**What you are asked to do**
The answer must be an exact restatement of all the data.

**The data**
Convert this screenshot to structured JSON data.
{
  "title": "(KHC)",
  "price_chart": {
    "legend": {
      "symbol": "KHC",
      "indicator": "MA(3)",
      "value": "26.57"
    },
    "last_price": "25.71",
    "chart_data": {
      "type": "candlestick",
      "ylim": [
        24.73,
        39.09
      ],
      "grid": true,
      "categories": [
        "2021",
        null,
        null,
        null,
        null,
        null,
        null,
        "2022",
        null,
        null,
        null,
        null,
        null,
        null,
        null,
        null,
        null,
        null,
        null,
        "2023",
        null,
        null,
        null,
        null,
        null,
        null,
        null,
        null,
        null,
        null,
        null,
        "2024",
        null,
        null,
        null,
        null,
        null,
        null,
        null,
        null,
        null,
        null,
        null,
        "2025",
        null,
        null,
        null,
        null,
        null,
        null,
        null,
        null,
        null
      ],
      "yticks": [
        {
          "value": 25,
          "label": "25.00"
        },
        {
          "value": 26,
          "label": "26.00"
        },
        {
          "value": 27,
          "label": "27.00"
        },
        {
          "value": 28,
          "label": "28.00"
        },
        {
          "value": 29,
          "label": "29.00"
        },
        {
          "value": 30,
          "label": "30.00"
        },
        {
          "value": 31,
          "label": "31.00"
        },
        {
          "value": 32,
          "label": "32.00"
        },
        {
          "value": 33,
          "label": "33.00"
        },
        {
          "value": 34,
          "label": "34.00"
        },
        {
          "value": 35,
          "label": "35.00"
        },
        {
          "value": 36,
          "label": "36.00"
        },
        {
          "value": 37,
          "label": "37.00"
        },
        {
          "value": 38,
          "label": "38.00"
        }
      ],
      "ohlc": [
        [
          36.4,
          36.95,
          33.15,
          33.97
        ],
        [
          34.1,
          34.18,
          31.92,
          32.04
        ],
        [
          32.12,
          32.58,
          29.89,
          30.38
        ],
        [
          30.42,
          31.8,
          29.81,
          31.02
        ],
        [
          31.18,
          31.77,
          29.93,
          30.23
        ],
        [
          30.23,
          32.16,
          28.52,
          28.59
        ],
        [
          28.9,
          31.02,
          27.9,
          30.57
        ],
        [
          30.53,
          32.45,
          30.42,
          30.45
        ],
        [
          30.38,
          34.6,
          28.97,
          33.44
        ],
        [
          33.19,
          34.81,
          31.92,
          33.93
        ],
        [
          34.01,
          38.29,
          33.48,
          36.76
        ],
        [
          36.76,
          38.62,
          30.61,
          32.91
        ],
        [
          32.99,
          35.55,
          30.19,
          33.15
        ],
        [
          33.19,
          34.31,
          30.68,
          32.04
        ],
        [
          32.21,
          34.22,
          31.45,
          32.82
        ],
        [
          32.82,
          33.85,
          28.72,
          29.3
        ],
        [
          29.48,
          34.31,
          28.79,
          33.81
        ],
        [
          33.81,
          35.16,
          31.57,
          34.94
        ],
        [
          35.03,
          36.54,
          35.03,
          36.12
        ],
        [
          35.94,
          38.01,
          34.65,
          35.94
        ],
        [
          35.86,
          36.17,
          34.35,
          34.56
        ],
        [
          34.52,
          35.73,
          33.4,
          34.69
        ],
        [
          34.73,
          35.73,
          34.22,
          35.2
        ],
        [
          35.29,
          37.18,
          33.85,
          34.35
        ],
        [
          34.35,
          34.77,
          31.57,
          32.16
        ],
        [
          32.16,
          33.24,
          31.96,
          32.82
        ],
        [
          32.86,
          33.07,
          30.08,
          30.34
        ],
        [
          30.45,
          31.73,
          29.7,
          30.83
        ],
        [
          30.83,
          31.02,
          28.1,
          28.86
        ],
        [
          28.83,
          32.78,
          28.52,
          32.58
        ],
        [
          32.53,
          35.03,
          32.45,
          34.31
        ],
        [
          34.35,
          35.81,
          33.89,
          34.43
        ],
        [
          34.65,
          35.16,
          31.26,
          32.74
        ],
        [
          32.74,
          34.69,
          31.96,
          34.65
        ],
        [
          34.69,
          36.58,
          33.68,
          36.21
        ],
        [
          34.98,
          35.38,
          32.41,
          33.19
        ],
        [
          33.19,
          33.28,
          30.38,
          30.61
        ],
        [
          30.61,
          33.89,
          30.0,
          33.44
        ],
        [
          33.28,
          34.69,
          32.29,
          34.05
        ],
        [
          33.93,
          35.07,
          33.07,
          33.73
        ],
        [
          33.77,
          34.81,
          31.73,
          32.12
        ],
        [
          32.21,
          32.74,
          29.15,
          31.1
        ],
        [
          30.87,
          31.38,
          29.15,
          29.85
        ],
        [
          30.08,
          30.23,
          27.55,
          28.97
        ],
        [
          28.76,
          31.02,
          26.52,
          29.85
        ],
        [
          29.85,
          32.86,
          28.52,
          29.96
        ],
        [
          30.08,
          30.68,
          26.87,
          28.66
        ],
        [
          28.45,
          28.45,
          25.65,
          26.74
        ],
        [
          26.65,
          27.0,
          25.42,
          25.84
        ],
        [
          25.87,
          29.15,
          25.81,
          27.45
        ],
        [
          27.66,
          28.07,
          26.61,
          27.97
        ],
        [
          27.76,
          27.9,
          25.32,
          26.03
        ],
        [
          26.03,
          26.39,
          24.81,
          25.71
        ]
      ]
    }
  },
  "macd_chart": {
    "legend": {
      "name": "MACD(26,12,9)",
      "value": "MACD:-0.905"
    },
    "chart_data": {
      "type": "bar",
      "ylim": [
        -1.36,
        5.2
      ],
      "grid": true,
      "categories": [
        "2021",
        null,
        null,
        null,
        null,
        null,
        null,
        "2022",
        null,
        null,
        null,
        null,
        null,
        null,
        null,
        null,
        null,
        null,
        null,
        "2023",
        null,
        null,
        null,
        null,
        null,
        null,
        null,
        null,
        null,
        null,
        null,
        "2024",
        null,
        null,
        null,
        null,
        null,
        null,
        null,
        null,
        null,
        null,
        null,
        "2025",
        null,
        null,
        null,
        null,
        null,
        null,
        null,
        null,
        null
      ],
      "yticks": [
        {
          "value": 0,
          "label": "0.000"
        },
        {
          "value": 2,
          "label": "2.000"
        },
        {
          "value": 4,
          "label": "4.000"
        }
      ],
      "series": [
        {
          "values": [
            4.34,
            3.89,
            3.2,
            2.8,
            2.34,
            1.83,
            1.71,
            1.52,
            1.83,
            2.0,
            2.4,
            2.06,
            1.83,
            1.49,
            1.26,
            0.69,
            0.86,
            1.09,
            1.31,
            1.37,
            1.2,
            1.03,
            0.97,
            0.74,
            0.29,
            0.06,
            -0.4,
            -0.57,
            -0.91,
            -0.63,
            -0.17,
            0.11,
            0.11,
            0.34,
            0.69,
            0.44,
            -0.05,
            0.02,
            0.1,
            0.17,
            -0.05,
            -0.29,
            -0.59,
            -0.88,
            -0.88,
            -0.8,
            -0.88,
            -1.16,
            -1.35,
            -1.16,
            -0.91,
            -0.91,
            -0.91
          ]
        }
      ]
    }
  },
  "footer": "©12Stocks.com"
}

**Solution to this task**
Convert this screenshot to structured JSON data.
{
  "title": "(KHC)",
  "price_chart": {
    "legend": {
      "symbol": "KHC",
      "indicator": "MA(3)",
      "value": "26.57"
    },
    "last_price": "25.71",
    "chart_data": {
      "type": "candlestick",
      "ylim": [
        24.73,
        39.09
      ],
      "grid": true,
      "categories": [
        "2021",
        null,
        null,
        null,
        null,
        null,
        null,
        "2022",
        null,
        null,
        null,
        null,
        null,
        null,
        null,
        null,
        null,
        null,
        null,
        "2023",
        null,
        null,
        null,
        null,
        null,
        null,
        null,
        null,
        null,
        null,
        null,
        "2024",
        null,
        null,
        null,
        null,
        null,
        null,
        null,
        null,
        null,
        null,
        null,
        "2025",
        null,
        null,
        null,
        null,
        null,
        null,
        null,
        null,
        null
      ],
      "yticks": [
        {
          "value": 25,
          "label": "25.00"
        },
        {
          "value": 26,
          "label": "26.00"
        },
        {
          "value": 27,
          "label": "27.00"
        },
        {
          "value": 28,
          "label": "28.00"
        },
        {
          "value": 29,
          "label": "29.00"
        },
        {
          "value": 30,
          "label": "30.00"
        },
        {
          "value": 31,
          "label": "31.00"
        },
        {
          "value": 32,
          "label": "32.00"
        },
        {
          "value": 33,
          "label": "33.00"
        },
        {
          "value": 34,
          "label": "34.00"
        },
        {
          "value": 35,
          "label": "35.00"
        },
        {
          "value": 36,
          "label": "36.00"
        },
        {
          "value": 37,
          "label": "37.00"
        },
        {
          "value": 38,
          "label": "38.00"
        }
      ],
      "ohlc": [
        [
          36.4,
          36.95,
          33.15,
          33.97
        ],
        [
          34.1,
          34.18,
          31.92,
          32.04
        ],
        [
          32.12,
          32.58,
          29.89,
          30.38
        ],
        [
          30.42,
          31.8,
          29.81,
          31.02
        ],
        [
          31.18,
          31.77,
          29.93,
          30.23
        ],
        [
          30.23,
          32.16,
          28.52,
          28.59
        ],
        [
          28.9,
          31.02,
          27.9,
          30.57
        ],
        [
          30.53,
          32.45,
          30.42,
          30.45
        ],
        [
          30.38,
          34.6,
          28.97,
          33.44
        ],
        [
          33.19,
          34.81,
          31.92,
          33.93
        ],
        [
          34.01,
          38.29,
          33.48,
          36.76
        ],
        [
          36.76,
          38.62,
          30.61,
          32.91
        ],
        [
          32.99,
          35.55,
          30.19,
          33.15
        ],
        [
          33.19,
          34.31,
          30.68,
          32.04
        ],
        [
          32.21,
          34.22,
          31.45,
          32.82
        ],
        [
          32.82,
          33.85,
          28.72,
          29.3
        ],
        [
          29.48,
          34.31,
          28.79,
          33.81
        ],
        [
          33.81,
          35.16,
          31.57,
          34.94
        ],
        [
          35.03,
          36.54,
          35.03,
          36.12
        ],
        [
          35.94,
          38.01,
          34.65,
          35.94
        ],
        [
          35.86,
          36.17,
          34.35,
          34.56
        ],
        [
          34.52,
          35.73,
          33.4,
          34.69
        ],
        [
          34.73,
          35.73,
          34.22,
          35.2
        ],
        [
          35.29,
          37.18,
          33.85,
          34.35
        ],
        [
          34.35,
          34.77,
          31.57,
          32.16
        ],
        [
          32.16,
          33.24,
          31.96,
          32.82
        ],
        [
          32.86,
          33.07,
          30.08,
          30.34
        ],
        [
          30.45,
          31.73,
          29.7,
          30.83
        ],
        [
          30.83,
          31.02,
          28.1,
          28.86
        ],
        [
          28.83,
          32.78,
          28.52,
          32.58
        ],
        [
          32.53,
          35.03,
          32.45,
          34.31
        ],
        [
          34.35,
          35.81,
          33.89,
          34.43
        ],
        [
          34.65,
          35.16,
          31.26,
          32.74
        ],
        [
          32.74,
          34.69,
          31.96,
          34.65
        ],
        [
          34.69,
          36.58,
          33.68,
          36.21
        ],
        [
          34.98,
          35.38,
          32.41,
          33.19
        ],
        [
          33.19,
          33.28,
          30.38,
          30.61
        ],
        [
          30.61,
          33.89,
          30.0,
          33.44
        ],
        [
          33.28,
          34.69,
          32.29,
          34.05
        ],
        [
          33.93,
          35.07,
          33.07,
          33.73
        ],
        [
          33.77,
          34.81,
          31.73,
          32.12
        ],
        [
          32.21,
          32.74,
          29.15,
          31.1
        ],
        [
          30.87,
          31.38,
          29.15,
          29.85
        ],
        [
          30.08,
          30.23,
          27.55,
          28.97
        ],
        [
          28.76,
          31.02,
          26.52,
          29.85
        ],
        [
          29.85,
          32.86,
          28.52,
          29.96
        ],
        [
          30.08,
          30.68,
          26.87,
          28.66
        ],
        [
          28.45,
          28.45,
          25.65,
          26.74
        ],
        [
          26.65,
          27.0,
          25.42,
          25.84
        ],
        [
          25.87,
          29.15,
          25.81,
          27.45
        ],
        [
          27.66,
          28.07,
          26.61,
          27.97
        ],
        [
          27.76,
          27.9,
          25.32,
          26.03
        ],
        [
          26.03,
          26.39,
          24.81,
          25.71
        ]
      ]
    }
  },
  "macd_chart": {
    "legend": {
      "name": "MACD(26,12,9)",
      "value": "MACD:-0.905"
    },
    "chart_data": {
      "type": "bar",
      "ylim": [
        -1.36,
        5.2
      ],
      "grid": true,
      "categories": [
        "2021",
        null,
        null,
        null,
        null,
        null,
        null,
        "2022",
        null,
        null,
        null,
        null,
        null,
        null,
        null,
        null,
        null,
        null,
        null,
        "2023",
        null,
        null,
        null,
        null,
        null,
        null,
        null,
        null,
        null,
        null,
        null,
        "2024",
        null,
        null,
        null,
        null,
        null,
        null,
        null,
        null,
        null,
        null,
        null,
        "2025",
        null,
        null,
        null,
        null,
        null,
        null,
        null,
        null,
        null
      ],
      "yticks": [
        {
          "value": 0,
          "label": "0.000"
        },
        {
          "value": 2,
          "label": "2.000"
        },
        {
          "value": 4,
          "label": "4.000"
        }
      ],
      "series": [
        {
          "values": [
            4.34,
            3.89,
            3.2,
            2.8,
            2.34,
            1.83,
            1.71,
            1.52,
            1.83,
            2.0,
            2.4,
            2.06,
            1.83,
            1.49,
            1.26,
            0.69,
            0.86,
            1.09,
            1.31,
            1.37,
            1.2,
            1.03,
            0.97,
            0.74,
            0.29,
            0.06,
            -0.4,
            -0.57,
            -0.91,
            -0.63,
            -0.17,
            0.11,
            0.11,
            0.34,
            0.69,
            0.44,
            -0.05,
            0.02,
            0.1,
            0.17,
            -0.05,
            -0.29,
            -0.59,
            -0.88,
            -0.88,
            -0.8,
            -0.88,
            -1.16,
            -1.35,
            -1.16,
            -0.91,
            -0.91,
            -0.91
          ]
        }
      ]
    }
  },
  "footer": "©12Stocks.com"
}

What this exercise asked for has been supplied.